The Court reverses the judgment of the district court, and for the reasons stated in the opinions of Judge Brown and Judge Williams orders the case remanded to the district court. (Judge Sentelle dissents from the order of remand and would order the case dismissed.) The opinions of the judges appear below after a brief explanation of why the case is not moot.
The case, among similar revelations from whistleblowers such as Edward Snowden and Julian Assange, exposed the extent to which the U.S. had been spying on its own citizens. Journalists and activists alike have called the domestic spying "Orwellian," comparing it to George Orwell's famed novel "1984," in which "Big Brother" was always watching. [Snowden is a former NSA contractor who disclosed classified information on the Internet and is now in exile in Russia; Assange is editor-in-chief of WikiLeaks, a website that has posted sensitive documents. Assange, an Austrailian who faces rape charges in Sweden and espionage charges in the U.S., claimed asylum at the Ecuadorian Embassy in London in 2012. Sweden and Ecuador will begin talks next week regarding the rape charges, the Guardian reported.]

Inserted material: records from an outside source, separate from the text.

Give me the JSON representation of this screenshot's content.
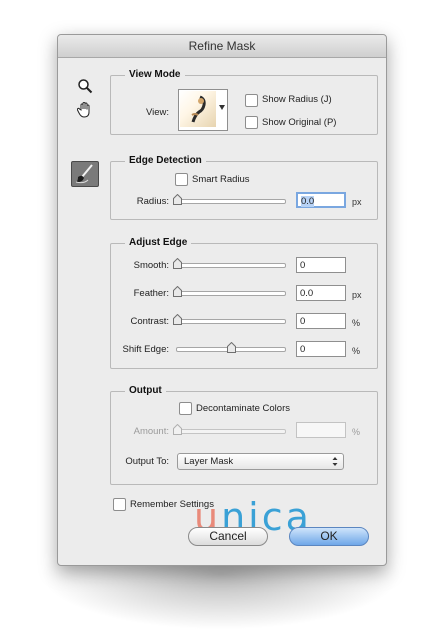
{
  "window": {
    "title": "Refine Mask"
  },
  "view_mode": {
    "title": "View Mode",
    "view_label": "View:",
    "show_radius": "Show Radius (J)",
    "show_original": "Show Original (P)"
  },
  "edge_detection": {
    "title": "Edge Detection",
    "smart_radius": "Smart Radius",
    "radius_label": "Radius:",
    "radius_value": "0.0",
    "radius_unit": "px"
  },
  "adjust_edge": {
    "title": "Adjust Edge",
    "rows": [
      {
        "label": "Smooth:",
        "value": "0",
        "unit": "",
        "slider": 0.0
      },
      {
        "label": "Feather:",
        "value": "0.0",
        "unit": "px",
        "slider": 0.0
      },
      {
        "label": "Contrast:",
        "value": "0",
        "unit": "%",
        "slider": 0.0
      },
      {
        "label": "Shift Edge:",
        "value": "0",
        "unit": "%",
        "slider": 0.5
      }
    ]
  },
  "output": {
    "title": "Output",
    "decontaminate": "Decontaminate Colors",
    "amount_label": "Amount:",
    "amount_unit": "%",
    "output_to_label": "Output To:",
    "output_to_value": "Layer Mask"
  },
  "remember_settings": "Remember Settings",
  "buttons": {
    "cancel": "Cancel",
    "ok": "OK"
  },
  "watermark": "unica",
  "colors": {
    "accent_ok": "#6fa7e8",
    "watermark_u": "#e98a7a",
    "watermark_rest": "#3aa1d6"
  }
}
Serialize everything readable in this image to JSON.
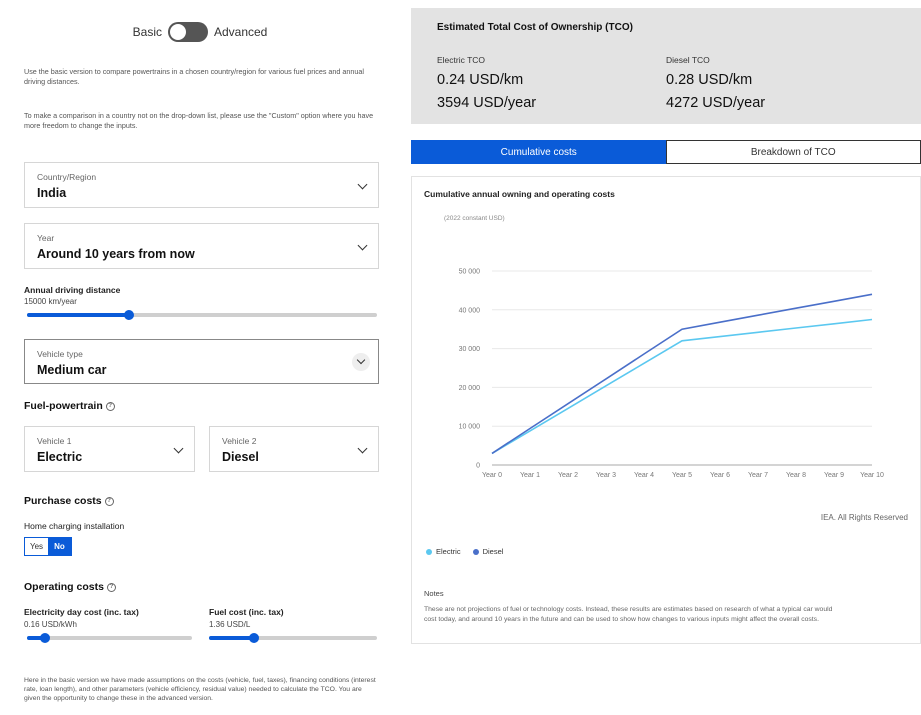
{
  "mode": {
    "basic_label": "Basic",
    "advanced_label": "Advanced",
    "state": "basic"
  },
  "help": {
    "p1": "Use the basic version to compare powertrains in a chosen country/region for various fuel prices and annual driving distances.",
    "p2": "To make a comparison in a country not on the drop-down list, please use the \"Custom\" option where you have more freedom to change the inputs."
  },
  "country": {
    "label": "Country/Region",
    "value": "India"
  },
  "year": {
    "label": "Year",
    "value": "Around 10 years from now"
  },
  "driving": {
    "label": "Annual driving distance",
    "value": "15000 km/year",
    "level": 0.29
  },
  "vehicle_type": {
    "label": "Vehicle type",
    "value": "Medium car"
  },
  "fuel_powertrain": {
    "title": "Fuel-powertrain",
    "vehicle1": {
      "label": "Vehicle 1",
      "value": "Electric"
    },
    "vehicle2": {
      "label": "Vehicle 2",
      "value": "Diesel"
    }
  },
  "purchase": {
    "title": "Purchase costs",
    "home_charging_label": "Home charging installation",
    "yes": "Yes",
    "no": "No",
    "selected": "No"
  },
  "operating": {
    "title": "Operating costs",
    "electricity": {
      "label": "Electricity day cost (inc. tax)",
      "value": "0.16 USD/kWh",
      "level": 0.11
    },
    "fuel": {
      "label": "Fuel cost (inc. tax)",
      "value": "1.36 USD/L",
      "level": 0.27
    }
  },
  "footer_note": "Here in the basic version we have made assumptions on the costs (vehicle, fuel, taxes), financing conditions (interest rate, loan length), and other parameters (vehicle efficiency, residual value) needed to calculate the TCO. You are given the opportunity to change these in the advanced version.",
  "tco": {
    "title": "Estimated Total Cost of Ownership (TCO)",
    "electric": {
      "label": "Electric TCO",
      "per_km": "0.24 USD/km",
      "per_year": "3594 USD/year"
    },
    "diesel": {
      "label": "Diesel TCO",
      "per_km": "0.28 USD/km",
      "per_year": "4272 USD/year"
    }
  },
  "tabs": {
    "cumulative": "Cumulative costs",
    "breakdown": "Breakdown of TCO",
    "active": "cumulative"
  },
  "chart_data": {
    "type": "line",
    "title": "Cumulative annual owning and operating costs",
    "ylabel": "(2022 constant USD)",
    "xlabel": "",
    "categories": [
      "Year 0",
      "Year 1",
      "Year 2",
      "Year 3",
      "Year 4",
      "Year 5",
      "Year 6",
      "Year 7",
      "Year 8",
      "Year 9",
      "Year 10"
    ],
    "ylim": [
      0,
      50000
    ],
    "yticks": [
      0,
      10000,
      20000,
      30000,
      40000,
      50000
    ],
    "ytick_labels": [
      "0",
      "10 000",
      "20 000",
      "30 000",
      "40 000",
      "50 000"
    ],
    "grid": true,
    "legend_position": "bottom-left",
    "series": [
      {
        "name": "Electric",
        "color": "#5bc8f0",
        "values": [
          3000,
          8800,
          14600,
          20400,
          26200,
          32000,
          33100,
          34200,
          35300,
          36400,
          37500
        ]
      },
      {
        "name": "Diesel",
        "color": "#4a6fc9",
        "values": [
          3000,
          9400,
          15800,
          22200,
          28600,
          35000,
          36800,
          38600,
          40400,
          42200,
          44000
        ]
      }
    ]
  },
  "rights": "IEA. All Rights Reserved",
  "notes": {
    "title": "Notes",
    "text": "These are not projections of fuel or technology costs. Instead, these results are estimates based on research of what a typical car would cost today, and around 10 years in the future and can be used to show how changes to various inputs might affect the overall costs."
  },
  "colors": {
    "accent": "#0a5bd8",
    "summary_bg": "#e3e3e3"
  }
}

Given that Leon's initial verdict was reversed, the case is now remanded to him for further investigation.